**** DATA SECTION
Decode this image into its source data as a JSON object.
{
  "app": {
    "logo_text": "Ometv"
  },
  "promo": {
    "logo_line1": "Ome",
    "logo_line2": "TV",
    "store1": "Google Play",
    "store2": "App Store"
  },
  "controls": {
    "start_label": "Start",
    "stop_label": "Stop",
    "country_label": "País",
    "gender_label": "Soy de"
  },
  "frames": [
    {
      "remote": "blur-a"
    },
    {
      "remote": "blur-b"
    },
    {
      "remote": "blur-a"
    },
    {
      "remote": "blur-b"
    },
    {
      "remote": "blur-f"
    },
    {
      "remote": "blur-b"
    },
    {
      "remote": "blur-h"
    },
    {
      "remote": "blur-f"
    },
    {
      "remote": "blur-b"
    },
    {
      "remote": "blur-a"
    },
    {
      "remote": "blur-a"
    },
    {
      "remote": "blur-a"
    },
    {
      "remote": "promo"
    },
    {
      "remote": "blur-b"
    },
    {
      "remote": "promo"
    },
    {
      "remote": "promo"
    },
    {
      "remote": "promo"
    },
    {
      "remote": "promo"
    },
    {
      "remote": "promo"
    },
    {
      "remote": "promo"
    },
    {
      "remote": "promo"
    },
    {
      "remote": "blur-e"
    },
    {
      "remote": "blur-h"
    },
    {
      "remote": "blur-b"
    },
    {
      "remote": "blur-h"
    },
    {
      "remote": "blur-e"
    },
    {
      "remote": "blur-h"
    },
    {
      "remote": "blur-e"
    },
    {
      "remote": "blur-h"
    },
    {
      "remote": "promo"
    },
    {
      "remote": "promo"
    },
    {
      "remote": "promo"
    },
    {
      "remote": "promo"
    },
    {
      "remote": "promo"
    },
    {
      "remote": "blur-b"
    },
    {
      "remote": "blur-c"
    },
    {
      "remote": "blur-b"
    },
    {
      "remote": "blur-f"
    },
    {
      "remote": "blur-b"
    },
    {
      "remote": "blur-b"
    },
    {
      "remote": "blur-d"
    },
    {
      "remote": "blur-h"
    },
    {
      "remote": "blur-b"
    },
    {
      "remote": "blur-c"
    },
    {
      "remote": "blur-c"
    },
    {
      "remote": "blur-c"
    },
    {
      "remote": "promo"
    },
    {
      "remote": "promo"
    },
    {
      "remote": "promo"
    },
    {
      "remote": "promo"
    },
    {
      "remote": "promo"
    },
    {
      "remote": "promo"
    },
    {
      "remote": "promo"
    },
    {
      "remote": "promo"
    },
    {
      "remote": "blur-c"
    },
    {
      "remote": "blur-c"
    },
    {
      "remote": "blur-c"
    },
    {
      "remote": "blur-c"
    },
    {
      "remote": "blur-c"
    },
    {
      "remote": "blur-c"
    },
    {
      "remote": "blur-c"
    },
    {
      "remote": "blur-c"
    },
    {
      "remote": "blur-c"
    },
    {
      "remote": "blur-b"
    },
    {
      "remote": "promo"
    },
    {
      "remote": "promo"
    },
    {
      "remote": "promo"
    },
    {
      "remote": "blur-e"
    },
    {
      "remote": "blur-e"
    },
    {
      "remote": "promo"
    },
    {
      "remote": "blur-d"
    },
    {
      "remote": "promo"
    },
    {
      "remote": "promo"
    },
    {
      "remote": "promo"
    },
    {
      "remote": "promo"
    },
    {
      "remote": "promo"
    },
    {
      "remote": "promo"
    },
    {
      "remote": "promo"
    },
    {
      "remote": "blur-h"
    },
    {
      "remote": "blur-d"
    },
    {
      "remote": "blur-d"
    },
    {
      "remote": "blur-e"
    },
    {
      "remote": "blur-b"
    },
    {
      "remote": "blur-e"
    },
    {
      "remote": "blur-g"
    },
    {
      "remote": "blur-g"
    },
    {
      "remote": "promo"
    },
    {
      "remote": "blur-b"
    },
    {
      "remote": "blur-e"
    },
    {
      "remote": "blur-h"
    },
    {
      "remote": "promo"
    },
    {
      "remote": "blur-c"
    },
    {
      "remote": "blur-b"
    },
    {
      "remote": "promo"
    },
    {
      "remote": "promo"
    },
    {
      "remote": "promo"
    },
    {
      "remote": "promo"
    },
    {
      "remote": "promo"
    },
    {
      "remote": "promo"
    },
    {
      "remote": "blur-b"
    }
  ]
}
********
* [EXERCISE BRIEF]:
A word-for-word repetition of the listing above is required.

* [COMPLETED EXERCISE]:
Decode this image into its source data as a JSON object.
{
  "app": {
    "logo_text": "Ometv"
  },
  "promo": {
    "logo_line1": "Ome",
    "logo_line2": "TV",
    "store1": "Google Play",
    "store2": "App Store"
  },
  "controls": {
    "start_label": "Start",
    "stop_label": "Stop",
    "country_label": "País",
    "gender_label": "Soy de"
  },
  "frames": [
    {
      "remote": "blur-a"
    },
    {
      "remote": "blur-b"
    },
    {
      "remote": "blur-a"
    },
    {
      "remote": "blur-b"
    },
    {
      "remote": "blur-f"
    },
    {
      "remote": "blur-b"
    },
    {
      "remote": "blur-h"
    },
    {
      "remote": "blur-f"
    },
    {
      "remote": "blur-b"
    },
    {
      "remote": "blur-a"
    },
    {
      "remote": "blur-a"
    },
    {
      "remote": "blur-a"
    },
    {
      "remote": "promo"
    },
    {
      "remote": "blur-b"
    },
    {
      "remote": "promo"
    },
    {
      "remote": "promo"
    },
    {
      "remote": "promo"
    },
    {
      "remote": "promo"
    },
    {
      "remote": "promo"
    },
    {
      "remote": "promo"
    },
    {
      "remote": "promo"
    },
    {
      "remote": "blur-e"
    },
    {
      "remote": "blur-h"
    },
    {
      "remote": "blur-b"
    },
    {
      "remote": "blur-h"
    },
    {
      "remote": "blur-e"
    },
    {
      "remote": "blur-h"
    },
    {
      "remote": "blur-e"
    },
    {
      "remote": "blur-h"
    },
    {
      "remote": "promo"
    },
    {
      "remote": "promo"
    },
    {
      "remote": "promo"
    },
    {
      "remote": "promo"
    },
    {
      "remote": "promo"
    },
    {
      "remote": "blur-b"
    },
    {
      "remote": "blur-c"
    },
    {
      "remote": "blur-b"
    },
    {
      "remote": "blur-f"
    },
    {
      "remote": "blur-b"
    },
    {
      "remote": "blur-b"
    },
    {
      "remote": "blur-d"
    },
    {
      "remote": "blur-h"
    },
    {
      "remote": "blur-b"
    },
    {
      "remote": "blur-c"
    },
    {
      "remote": "blur-c"
    },
    {
      "remote": "blur-c"
    },
    {
      "remote": "promo"
    },
    {
      "remote": "promo"
    },
    {
      "remote": "promo"
    },
    {
      "remote": "promo"
    },
    {
      "remote": "promo"
    },
    {
      "remote": "promo"
    },
    {
      "remote": "promo"
    },
    {
      "remote": "promo"
    },
    {
      "remote": "blur-c"
    },
    {
      "remote": "blur-c"
    },
    {
      "remote": "blur-c"
    },
    {
      "remote": "blur-c"
    },
    {
      "remote": "blur-c"
    },
    {
      "remote": "blur-c"
    },
    {
      "remote": "blur-c"
    },
    {
      "remote": "blur-c"
    },
    {
      "remote": "blur-c"
    },
    {
      "remote": "blur-b"
    },
    {
      "remote": "promo"
    },
    {
      "remote": "promo"
    },
    {
      "remote": "promo"
    },
    {
      "remote": "blur-e"
    },
    {
      "remote": "blur-e"
    },
    {
      "remote": "promo"
    },
    {
      "remote": "blur-d"
    },
    {
      "remote": "promo"
    },
    {
      "remote": "promo"
    },
    {
      "remote": "promo"
    },
    {
      "remote": "promo"
    },
    {
      "remote": "promo"
    },
    {
      "remote": "promo"
    },
    {
      "remote": "promo"
    },
    {
      "remote": "blur-h"
    },
    {
      "remote": "blur-d"
    },
    {
      "remote": "blur-d"
    },
    {
      "remote": "blur-e"
    },
    {
      "remote": "blur-b"
    },
    {
      "remote": "blur-e"
    },
    {
      "remote": "blur-g"
    },
    {
      "remote": "blur-g"
    },
    {
      "remote": "promo"
    },
    {
      "remote": "blur-b"
    },
    {
      "remote": "blur-e"
    },
    {
      "remote": "blur-h"
    },
    {
      "remote": "promo"
    },
    {
      "remote": "blur-c"
    },
    {
      "remote": "blur-b"
    },
    {
      "remote": "promo"
    },
    {
      "remote": "promo"
    },
    {
      "remote": "promo"
    },
    {
      "remote": "promo"
    },
    {
      "remote": "promo"
    },
    {
      "remote": "promo"
    },
    {
      "remote": "blur-b"
    }
  ]
}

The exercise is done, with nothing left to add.